“As we’ve shifted from being an automotive company to being automotive and mobility, we’ve seen an increasing need for tech talent,” Julie Lodge-Jarrett, Ford’s human resources director, told Business Insider in March.
“We look at how we traditionally buy talent and how we might buy it in greater quantities based on other companies or other resources,” she continued.
Ford realizes it must invest heavily to acquire the software talent that is accustomed to working for tech companies in the Valley.
Automakers will continue to remain an inherent piece of the self-driving-car puzzle as vehicle manufacturers, which is a notoriously challenging business to break into as can be seen through Tesla’s production struggles alone.
But if carmakers wish to dive into the lucrative business of self-driving tech without having to split the profits with giants like Waymo, the self-driving company spun out of Google, they will need to spend more on talent.
Hackett has deep ties to Silicon Valley, Ford Chairman Bill Ford said on a press call with journalists Monday.

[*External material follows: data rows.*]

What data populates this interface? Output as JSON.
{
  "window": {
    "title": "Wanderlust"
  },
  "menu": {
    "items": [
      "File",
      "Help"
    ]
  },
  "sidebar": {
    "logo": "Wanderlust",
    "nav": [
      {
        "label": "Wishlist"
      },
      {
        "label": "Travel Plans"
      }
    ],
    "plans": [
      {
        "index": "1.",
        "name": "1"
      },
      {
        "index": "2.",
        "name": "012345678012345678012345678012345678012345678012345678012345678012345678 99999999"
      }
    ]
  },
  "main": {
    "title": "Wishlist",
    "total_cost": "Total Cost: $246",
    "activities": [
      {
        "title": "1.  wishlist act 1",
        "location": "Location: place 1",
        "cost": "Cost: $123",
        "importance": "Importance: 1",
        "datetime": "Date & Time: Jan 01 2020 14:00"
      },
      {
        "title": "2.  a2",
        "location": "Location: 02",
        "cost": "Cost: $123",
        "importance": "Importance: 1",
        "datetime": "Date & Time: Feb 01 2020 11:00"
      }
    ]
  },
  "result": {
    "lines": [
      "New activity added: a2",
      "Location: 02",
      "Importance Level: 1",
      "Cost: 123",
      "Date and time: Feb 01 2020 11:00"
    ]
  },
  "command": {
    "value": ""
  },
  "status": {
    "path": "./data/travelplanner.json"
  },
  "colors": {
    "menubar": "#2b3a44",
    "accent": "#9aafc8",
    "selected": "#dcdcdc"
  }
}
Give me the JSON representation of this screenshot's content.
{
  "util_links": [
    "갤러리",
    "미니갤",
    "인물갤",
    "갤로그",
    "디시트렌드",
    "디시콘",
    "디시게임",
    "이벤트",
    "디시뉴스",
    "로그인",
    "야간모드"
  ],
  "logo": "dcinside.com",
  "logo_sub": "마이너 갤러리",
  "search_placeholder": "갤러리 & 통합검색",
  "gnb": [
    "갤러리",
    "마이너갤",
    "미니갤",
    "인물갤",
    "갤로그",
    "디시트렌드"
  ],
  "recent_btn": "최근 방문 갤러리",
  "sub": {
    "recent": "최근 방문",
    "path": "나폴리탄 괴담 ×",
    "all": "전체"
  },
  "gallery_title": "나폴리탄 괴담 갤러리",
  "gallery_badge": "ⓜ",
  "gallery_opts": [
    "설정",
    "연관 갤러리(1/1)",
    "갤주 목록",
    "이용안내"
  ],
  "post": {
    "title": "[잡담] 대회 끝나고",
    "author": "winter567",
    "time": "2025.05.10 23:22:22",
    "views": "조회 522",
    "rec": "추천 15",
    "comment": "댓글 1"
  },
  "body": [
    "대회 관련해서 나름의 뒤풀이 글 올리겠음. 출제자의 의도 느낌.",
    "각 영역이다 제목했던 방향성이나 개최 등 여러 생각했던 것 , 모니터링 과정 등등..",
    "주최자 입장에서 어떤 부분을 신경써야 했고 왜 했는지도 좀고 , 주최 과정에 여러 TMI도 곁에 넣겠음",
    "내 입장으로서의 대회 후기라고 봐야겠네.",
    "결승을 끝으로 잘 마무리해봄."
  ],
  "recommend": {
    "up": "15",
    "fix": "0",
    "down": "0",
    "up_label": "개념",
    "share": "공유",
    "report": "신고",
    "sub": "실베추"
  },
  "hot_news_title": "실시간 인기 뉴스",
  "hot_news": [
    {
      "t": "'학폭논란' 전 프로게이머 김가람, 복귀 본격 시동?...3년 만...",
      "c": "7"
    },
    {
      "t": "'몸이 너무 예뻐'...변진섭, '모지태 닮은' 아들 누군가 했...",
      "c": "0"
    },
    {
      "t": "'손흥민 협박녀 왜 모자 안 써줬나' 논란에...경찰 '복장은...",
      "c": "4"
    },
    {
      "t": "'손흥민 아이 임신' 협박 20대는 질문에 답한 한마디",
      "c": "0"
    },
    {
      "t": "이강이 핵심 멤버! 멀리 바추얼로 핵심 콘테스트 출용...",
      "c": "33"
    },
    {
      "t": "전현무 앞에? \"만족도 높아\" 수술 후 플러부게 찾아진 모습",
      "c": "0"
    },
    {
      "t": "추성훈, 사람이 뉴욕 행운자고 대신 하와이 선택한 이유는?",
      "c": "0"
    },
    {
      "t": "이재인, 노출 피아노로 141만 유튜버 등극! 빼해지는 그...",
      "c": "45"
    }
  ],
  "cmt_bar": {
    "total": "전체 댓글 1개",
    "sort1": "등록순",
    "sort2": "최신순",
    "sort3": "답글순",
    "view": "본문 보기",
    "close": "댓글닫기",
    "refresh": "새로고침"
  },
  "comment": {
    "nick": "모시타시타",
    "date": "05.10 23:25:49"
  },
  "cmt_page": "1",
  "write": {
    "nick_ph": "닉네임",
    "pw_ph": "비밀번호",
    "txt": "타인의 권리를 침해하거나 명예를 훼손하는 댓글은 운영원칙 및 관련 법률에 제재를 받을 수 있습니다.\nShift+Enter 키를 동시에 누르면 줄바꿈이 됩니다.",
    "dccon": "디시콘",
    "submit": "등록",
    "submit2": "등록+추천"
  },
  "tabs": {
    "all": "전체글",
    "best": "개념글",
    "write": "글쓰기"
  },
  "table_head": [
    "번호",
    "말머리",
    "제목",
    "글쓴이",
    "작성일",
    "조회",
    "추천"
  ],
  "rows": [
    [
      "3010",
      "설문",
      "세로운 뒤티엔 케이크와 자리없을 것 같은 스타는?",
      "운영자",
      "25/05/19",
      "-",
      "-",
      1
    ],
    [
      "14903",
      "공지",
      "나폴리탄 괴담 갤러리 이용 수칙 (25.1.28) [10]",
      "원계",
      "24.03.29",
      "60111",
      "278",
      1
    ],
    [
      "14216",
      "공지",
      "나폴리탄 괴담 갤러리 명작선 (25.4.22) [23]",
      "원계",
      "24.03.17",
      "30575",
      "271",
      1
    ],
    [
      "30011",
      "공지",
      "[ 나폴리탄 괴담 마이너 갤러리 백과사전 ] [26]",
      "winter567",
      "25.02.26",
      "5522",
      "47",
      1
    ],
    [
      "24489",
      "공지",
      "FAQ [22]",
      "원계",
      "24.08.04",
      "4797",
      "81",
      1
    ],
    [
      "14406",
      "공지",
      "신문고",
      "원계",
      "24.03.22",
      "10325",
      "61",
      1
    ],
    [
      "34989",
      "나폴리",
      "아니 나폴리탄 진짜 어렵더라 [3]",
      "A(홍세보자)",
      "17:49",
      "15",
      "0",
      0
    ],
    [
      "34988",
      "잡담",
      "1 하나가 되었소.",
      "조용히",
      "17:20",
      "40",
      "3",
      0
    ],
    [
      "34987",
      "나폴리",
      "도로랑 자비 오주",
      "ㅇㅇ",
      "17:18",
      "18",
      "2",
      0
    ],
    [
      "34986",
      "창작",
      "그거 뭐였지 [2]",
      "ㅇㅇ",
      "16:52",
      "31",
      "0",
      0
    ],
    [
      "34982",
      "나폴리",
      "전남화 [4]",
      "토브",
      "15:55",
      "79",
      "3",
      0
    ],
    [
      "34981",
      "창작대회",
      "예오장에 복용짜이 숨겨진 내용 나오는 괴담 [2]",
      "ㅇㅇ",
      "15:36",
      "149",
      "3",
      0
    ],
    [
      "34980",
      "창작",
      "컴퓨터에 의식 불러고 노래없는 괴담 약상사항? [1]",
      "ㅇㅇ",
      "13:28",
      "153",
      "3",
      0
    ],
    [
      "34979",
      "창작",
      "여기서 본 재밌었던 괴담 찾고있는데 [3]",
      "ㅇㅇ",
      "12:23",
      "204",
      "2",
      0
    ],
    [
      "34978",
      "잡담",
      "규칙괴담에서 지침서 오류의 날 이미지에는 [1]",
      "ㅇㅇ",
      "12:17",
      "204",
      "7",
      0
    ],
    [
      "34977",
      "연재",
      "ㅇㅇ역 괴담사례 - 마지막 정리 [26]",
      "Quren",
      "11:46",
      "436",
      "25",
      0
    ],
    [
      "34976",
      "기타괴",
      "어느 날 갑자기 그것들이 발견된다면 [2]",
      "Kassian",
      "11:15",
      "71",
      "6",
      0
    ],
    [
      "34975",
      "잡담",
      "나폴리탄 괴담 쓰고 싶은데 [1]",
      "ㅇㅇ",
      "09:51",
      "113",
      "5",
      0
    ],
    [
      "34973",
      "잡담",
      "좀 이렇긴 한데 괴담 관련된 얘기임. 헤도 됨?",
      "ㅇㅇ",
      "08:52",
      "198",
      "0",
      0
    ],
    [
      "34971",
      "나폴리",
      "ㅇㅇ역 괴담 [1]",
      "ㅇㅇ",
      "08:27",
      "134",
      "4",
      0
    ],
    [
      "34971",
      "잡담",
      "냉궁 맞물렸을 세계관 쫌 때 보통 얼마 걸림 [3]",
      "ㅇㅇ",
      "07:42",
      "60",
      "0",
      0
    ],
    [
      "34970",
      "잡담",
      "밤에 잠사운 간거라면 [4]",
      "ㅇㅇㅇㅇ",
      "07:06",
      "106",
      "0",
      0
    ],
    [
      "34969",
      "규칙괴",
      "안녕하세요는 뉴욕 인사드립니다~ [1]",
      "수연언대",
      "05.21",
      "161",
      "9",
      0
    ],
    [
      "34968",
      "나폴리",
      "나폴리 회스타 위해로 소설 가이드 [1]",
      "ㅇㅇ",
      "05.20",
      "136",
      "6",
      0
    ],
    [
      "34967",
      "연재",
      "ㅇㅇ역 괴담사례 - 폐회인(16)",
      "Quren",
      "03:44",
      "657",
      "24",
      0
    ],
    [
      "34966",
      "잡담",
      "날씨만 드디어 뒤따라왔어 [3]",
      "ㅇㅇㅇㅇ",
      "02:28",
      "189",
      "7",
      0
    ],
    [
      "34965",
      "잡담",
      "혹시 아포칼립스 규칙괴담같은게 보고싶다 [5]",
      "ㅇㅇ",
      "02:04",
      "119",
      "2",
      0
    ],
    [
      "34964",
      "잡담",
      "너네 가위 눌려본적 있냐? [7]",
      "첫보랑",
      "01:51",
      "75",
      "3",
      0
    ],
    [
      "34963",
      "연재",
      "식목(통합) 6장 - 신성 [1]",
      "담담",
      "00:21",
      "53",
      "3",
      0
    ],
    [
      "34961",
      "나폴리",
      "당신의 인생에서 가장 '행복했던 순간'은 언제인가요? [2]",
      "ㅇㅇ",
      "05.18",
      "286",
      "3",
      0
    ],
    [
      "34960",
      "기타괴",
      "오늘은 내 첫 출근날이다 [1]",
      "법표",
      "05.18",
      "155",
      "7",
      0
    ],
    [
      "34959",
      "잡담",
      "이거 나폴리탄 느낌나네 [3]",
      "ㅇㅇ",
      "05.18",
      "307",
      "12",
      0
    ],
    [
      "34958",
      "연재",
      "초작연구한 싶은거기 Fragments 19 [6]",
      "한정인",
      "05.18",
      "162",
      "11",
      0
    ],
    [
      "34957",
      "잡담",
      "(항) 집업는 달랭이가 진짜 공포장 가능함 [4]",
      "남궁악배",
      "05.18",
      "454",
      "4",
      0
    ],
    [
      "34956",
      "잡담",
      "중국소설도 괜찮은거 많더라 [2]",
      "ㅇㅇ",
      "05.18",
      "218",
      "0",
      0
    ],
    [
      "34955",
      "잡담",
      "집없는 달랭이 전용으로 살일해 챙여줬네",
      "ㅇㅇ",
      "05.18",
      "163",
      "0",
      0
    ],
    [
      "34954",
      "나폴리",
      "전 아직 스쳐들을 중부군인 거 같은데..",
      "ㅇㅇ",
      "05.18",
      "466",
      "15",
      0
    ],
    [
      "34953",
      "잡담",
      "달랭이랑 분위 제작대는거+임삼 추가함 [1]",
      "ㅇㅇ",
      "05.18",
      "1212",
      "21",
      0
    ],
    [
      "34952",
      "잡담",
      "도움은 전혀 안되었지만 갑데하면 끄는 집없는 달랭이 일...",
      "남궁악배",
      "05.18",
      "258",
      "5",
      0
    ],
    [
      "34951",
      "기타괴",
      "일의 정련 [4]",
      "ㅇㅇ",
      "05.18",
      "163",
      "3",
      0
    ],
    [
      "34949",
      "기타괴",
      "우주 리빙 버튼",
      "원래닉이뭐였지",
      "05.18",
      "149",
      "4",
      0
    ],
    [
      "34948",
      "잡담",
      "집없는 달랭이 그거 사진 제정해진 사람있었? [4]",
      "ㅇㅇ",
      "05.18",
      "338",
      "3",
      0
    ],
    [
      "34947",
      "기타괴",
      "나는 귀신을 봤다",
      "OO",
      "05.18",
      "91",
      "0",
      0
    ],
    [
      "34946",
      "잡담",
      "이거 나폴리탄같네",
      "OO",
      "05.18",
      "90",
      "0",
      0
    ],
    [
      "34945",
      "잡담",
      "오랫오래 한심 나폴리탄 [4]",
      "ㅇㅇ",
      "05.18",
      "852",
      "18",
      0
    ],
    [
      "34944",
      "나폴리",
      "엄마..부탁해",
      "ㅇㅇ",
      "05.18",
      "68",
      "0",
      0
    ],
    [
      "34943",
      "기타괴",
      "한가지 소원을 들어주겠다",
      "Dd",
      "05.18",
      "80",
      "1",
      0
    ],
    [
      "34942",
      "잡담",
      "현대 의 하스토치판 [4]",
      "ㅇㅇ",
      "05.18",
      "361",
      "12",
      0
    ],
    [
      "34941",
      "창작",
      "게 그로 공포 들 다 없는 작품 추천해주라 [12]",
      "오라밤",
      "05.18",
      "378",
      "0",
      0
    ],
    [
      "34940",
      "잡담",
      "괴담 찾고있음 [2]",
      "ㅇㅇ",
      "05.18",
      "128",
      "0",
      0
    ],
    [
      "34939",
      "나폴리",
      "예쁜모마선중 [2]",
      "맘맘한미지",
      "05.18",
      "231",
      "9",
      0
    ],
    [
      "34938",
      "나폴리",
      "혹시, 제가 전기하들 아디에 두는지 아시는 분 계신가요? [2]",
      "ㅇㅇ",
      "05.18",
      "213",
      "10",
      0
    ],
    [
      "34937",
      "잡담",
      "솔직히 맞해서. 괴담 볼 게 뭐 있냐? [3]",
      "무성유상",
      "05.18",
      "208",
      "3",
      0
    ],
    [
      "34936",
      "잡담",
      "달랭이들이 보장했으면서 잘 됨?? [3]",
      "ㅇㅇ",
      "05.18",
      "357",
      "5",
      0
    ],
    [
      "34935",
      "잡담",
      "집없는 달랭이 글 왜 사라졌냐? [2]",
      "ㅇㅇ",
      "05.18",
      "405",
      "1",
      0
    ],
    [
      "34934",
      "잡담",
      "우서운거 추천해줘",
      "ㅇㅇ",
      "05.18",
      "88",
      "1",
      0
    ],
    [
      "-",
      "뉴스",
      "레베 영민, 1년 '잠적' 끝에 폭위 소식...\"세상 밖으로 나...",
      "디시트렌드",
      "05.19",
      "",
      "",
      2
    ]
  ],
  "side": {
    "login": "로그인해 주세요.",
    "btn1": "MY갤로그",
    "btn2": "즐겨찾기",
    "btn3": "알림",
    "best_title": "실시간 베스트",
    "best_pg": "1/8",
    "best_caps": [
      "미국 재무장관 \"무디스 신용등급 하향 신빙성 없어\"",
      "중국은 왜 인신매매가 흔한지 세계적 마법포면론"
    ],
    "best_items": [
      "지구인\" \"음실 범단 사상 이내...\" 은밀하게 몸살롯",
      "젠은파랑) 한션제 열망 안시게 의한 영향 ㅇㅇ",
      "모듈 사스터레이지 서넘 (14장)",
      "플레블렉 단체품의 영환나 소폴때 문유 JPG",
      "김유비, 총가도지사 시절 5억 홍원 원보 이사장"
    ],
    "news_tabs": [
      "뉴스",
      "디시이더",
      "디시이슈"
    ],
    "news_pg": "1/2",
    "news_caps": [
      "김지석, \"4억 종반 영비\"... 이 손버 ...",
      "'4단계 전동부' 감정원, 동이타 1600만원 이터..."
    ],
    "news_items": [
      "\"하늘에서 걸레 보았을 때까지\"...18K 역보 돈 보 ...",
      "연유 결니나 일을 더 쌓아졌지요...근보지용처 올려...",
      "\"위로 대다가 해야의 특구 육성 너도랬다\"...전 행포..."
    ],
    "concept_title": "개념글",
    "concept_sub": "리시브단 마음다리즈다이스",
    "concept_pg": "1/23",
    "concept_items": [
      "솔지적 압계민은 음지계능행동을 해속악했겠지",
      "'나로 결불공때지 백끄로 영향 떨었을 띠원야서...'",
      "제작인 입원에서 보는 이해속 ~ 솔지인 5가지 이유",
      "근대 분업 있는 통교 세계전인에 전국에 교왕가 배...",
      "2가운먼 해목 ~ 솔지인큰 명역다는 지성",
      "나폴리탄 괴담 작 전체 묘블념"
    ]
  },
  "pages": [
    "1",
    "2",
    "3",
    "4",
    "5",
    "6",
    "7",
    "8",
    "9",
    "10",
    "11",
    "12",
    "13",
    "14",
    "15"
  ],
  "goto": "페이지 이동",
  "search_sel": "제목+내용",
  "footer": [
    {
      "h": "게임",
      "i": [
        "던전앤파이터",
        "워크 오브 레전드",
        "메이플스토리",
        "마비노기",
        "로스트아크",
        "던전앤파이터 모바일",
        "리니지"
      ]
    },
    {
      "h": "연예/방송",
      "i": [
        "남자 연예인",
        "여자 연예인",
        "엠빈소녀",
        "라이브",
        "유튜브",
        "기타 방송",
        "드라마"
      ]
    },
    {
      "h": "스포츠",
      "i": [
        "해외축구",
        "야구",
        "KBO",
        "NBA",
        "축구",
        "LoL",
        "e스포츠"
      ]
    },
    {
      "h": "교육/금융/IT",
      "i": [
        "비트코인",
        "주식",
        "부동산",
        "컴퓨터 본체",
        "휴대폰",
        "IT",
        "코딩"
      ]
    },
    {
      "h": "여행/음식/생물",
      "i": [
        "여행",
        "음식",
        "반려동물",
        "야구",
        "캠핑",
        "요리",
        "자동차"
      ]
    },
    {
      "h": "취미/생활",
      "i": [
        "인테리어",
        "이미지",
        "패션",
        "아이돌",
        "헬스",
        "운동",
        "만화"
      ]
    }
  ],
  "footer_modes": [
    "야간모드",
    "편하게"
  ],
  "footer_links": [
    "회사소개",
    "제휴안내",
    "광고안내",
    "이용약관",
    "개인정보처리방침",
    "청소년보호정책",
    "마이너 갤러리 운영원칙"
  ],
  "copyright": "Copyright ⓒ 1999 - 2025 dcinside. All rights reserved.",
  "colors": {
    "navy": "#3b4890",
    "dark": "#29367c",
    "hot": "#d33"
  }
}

In fact, he sold furniture to Apple’s Steve Jobs during his 20-year tenure as CEO of Steelcase, a furniture company, Bloomberg reported.
Hackett has also served as the head of University of Michigan’s athletic program and successfully recruited 49ers coach Jim Harbaugh to lead the university’s football program.
“Look for Ford to present itself as an AI Machine Learning Big Data Tech Firm,” Morgan Stanley auto and mobility analyst Adam Jonas wrote in a note. “During his stint heading the University of Michigan Athletic Department, Jim Hackett proved to be highly effective in bringing talent from Silicon Valley to Southeast Michigan (Jim Harbaugh).”
Ford has already shown it’s serious about spending more on the future of mobility from electric cars to self-driving vehicles, but Hackett will look to use his Silicon Valley ties to ramp up those efforts at a greater pace.
“It’s our right to win here. We don’t have to cede that to anybody, Tesla, any of them,” Hackett said on the Monday press call. “It’s our right to win there, and so I love that challenge because I know how to do that.”